On Friday, Stanford University's football team will take the field for its Sun Bowl game against North Carolina. Among Stanford's players will be a student who three out of five members of the university's disciplinary board agreed was responsible for committing sexual assault.
The majority decision, though, had not been enough to take any action against him; it's not even enough to keep him off the football field.
According to the New York Times, when ruling on the student's case in June 2015, university officials decided the board would have to arrive at a minimum four-to-one vote in order to find a student guilty.
This particular case involved the unnamed football player — who remained on the team for the duration of his disciplinary hearings — inviting a sophomore back to his room after a frat party. He said they had consensual sex; she said he sexually assaulted her.
Following what the Times called a disciplinary "process marred by procedural errors," campus officials granted the accuser a second disciplinary hearing, which only brought the same outcome: a three-to-two split that fell short of the threshold to establish guilt. The female student eventually left Stanford to be away from her alleged rapist, noting that all she had really sought was a "no-contact order"; she said she knew her alleged attacker would never be suspended or expelled.
"I realized that I got into this school and deserved to get an education here," the woman told the Times. "He was a valued football player, but I had earned my right to be here, too."
Word that Stanford is at the center of another sexual assault story may be less of a surprise to those who've kept up with campus news this year.
The university's name quickly became attached to former student Brock Turner, the so-called "Stanford rapist" found guilty of three counts of sexual assault after violating an unconscious woman behind a dumpster.

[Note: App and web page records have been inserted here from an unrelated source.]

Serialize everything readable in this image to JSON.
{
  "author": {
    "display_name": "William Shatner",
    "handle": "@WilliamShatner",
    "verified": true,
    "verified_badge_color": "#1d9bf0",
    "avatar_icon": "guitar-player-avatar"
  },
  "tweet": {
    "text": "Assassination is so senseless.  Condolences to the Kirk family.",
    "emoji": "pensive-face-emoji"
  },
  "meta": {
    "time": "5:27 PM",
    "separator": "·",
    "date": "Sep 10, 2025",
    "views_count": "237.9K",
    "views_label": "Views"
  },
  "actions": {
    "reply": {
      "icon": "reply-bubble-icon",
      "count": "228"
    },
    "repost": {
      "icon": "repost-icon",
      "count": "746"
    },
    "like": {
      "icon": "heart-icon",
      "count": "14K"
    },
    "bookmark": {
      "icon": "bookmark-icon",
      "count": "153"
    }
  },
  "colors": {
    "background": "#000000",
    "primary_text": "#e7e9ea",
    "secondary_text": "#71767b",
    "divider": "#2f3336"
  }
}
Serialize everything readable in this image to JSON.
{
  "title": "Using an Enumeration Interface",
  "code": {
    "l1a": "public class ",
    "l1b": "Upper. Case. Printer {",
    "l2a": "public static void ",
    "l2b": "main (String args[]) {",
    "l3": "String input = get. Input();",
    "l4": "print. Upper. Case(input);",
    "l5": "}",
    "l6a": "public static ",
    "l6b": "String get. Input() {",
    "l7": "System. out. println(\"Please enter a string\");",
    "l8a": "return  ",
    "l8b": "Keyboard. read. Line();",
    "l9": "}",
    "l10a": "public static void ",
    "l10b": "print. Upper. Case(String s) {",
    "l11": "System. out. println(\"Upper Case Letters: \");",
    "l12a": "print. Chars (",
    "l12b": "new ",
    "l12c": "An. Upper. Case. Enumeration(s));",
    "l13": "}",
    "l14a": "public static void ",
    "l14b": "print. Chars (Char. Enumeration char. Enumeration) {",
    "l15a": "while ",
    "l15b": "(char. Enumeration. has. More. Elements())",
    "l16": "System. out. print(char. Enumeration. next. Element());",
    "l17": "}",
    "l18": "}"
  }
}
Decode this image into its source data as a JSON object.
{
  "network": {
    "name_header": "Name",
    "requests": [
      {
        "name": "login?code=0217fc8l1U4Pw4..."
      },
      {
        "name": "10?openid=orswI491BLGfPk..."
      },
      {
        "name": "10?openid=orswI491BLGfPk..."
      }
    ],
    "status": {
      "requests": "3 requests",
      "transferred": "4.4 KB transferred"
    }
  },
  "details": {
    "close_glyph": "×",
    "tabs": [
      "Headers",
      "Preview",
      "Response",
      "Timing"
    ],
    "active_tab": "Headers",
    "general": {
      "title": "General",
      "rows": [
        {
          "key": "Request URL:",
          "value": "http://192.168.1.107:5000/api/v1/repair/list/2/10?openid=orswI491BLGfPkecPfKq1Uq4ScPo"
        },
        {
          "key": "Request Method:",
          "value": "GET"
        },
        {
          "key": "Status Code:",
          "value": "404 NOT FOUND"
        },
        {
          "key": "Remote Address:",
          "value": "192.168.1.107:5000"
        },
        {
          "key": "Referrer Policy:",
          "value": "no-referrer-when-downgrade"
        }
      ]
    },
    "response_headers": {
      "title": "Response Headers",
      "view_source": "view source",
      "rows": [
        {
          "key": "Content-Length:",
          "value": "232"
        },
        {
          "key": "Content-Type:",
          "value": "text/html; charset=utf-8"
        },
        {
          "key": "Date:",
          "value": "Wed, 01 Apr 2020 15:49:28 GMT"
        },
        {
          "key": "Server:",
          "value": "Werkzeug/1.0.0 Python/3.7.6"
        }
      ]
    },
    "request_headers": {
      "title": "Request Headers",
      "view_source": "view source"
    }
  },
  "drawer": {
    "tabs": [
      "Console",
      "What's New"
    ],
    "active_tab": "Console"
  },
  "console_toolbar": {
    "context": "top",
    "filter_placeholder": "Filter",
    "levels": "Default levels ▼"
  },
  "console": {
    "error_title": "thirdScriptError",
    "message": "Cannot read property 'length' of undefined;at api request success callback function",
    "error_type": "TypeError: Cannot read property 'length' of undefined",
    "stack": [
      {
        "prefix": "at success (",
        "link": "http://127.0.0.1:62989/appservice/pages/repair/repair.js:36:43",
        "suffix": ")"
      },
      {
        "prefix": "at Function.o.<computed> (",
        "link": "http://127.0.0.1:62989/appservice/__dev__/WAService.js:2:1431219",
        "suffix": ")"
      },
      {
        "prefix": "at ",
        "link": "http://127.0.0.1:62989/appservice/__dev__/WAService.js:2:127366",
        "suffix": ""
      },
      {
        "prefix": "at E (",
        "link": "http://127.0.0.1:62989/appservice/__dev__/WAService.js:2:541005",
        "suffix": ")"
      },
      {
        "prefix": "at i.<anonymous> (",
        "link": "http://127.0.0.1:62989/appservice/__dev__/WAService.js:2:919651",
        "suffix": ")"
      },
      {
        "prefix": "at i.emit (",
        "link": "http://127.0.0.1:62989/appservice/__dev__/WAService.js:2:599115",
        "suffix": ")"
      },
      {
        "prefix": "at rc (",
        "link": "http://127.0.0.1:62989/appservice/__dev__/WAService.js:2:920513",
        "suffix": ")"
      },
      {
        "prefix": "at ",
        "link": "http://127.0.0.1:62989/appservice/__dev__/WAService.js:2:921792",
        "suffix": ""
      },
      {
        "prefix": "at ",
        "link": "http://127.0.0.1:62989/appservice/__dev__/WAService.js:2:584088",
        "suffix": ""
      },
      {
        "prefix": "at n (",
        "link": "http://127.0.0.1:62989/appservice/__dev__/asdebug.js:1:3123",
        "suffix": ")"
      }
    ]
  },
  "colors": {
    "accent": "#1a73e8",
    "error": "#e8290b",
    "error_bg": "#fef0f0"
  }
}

Stanford fell under even more scrutiny when, after Turner testified that alcohol was to blame for his behavior, the school issued a campus ban on hard liquor in an attempt to "meaningfully change the campus culture around alcohol." University officials denied there was any link between the new policy and Turner's case. Of course, that same day, news broke that Stanford had published a post on its student affairs page regarding "female bodies and alcohol," ostensibly giving advice to female students on how to avoid getting assaulted.
In September, a BuzzFeed News report alleged that Stanford had offered settlements to at least two women in exchange for the withdrawal of their Title IX complaints against the university, which were under the investigation of the Office for Civil Rights. Officials maintained that the settlements were responding to the students' demands, but one of the two women, Leah Francis, maintained campus officials were trying to "bully survivors of sexual assault."
Despite the backlash, Stanford continues to have some of the strictest procedures in terms of delivering a guilty verdict to an accused student. This year, the university altered its formerly five-person panel to a three-person one which must come to a unanimous decision before finding a student responsible of sexual assault.
The university's policies have even been criticized by its own faculty, who called for Stanford to take a hard stance on campus assault.
"Everyone knows sexual assault on campus is a serious problem, and one that is very difficult to tackle," Stanford professor David Palumbo-Liu told the Times.
"Many of my colleagues are deeply concerned about it and want Stanford to be a leader in addressing this issue assertively."